*Exercise requirements*: What is the number of lines in the entries that include the word "awards"? Respond with the number only.

[Opening The input section]

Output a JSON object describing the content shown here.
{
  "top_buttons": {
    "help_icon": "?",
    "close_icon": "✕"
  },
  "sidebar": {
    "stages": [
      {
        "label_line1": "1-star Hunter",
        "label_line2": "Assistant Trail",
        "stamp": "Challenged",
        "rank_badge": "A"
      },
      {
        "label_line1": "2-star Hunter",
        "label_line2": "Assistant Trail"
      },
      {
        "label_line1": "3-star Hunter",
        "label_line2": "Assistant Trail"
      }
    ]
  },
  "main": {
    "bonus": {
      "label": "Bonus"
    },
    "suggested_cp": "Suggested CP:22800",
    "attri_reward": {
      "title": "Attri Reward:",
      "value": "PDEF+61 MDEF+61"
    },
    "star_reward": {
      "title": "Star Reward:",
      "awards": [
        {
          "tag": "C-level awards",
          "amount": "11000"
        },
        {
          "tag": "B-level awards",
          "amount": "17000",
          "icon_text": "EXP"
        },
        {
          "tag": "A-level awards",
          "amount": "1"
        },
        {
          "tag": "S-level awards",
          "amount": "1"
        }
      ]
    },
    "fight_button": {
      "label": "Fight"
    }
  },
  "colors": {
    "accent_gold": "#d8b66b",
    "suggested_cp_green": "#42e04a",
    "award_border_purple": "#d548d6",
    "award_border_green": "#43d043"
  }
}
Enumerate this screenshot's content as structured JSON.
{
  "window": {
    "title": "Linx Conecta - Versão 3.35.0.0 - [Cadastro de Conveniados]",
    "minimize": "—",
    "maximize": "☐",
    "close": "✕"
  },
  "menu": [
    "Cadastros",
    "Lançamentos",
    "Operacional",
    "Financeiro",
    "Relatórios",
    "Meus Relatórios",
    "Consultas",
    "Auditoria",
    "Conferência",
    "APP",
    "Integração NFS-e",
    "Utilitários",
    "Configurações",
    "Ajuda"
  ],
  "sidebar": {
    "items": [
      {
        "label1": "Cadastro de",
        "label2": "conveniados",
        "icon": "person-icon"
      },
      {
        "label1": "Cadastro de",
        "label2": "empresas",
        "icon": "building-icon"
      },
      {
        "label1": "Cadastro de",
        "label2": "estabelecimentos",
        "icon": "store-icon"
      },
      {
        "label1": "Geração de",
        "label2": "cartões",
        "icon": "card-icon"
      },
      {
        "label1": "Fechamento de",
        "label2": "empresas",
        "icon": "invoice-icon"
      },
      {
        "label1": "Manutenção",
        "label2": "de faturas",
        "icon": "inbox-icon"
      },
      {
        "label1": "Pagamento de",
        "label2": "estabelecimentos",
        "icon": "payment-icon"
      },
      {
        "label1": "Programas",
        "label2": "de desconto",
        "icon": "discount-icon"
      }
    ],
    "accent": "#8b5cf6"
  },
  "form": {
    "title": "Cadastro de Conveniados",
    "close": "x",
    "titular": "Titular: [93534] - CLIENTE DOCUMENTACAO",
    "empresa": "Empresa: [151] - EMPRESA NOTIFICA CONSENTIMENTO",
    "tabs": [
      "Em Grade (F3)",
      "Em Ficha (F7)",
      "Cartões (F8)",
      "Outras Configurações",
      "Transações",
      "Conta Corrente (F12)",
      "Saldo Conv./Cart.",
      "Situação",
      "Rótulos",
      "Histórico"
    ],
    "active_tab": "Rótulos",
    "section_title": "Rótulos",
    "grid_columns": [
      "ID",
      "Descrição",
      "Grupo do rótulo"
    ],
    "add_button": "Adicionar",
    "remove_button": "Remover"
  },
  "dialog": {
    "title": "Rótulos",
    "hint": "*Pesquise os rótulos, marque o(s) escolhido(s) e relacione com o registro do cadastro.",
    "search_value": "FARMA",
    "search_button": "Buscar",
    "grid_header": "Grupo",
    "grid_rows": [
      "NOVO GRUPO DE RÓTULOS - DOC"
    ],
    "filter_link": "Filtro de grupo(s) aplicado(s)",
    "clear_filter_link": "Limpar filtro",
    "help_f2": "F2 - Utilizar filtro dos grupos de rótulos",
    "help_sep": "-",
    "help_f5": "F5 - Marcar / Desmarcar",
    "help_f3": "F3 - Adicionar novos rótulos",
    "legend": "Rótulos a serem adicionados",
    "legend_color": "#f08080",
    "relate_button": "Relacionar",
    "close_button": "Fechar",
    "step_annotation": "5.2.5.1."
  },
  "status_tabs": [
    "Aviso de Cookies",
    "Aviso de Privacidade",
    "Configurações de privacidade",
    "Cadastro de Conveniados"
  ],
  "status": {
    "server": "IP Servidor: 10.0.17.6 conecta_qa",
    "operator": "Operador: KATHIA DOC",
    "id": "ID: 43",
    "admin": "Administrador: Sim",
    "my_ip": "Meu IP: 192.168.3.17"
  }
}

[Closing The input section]

*Response to this task*: 5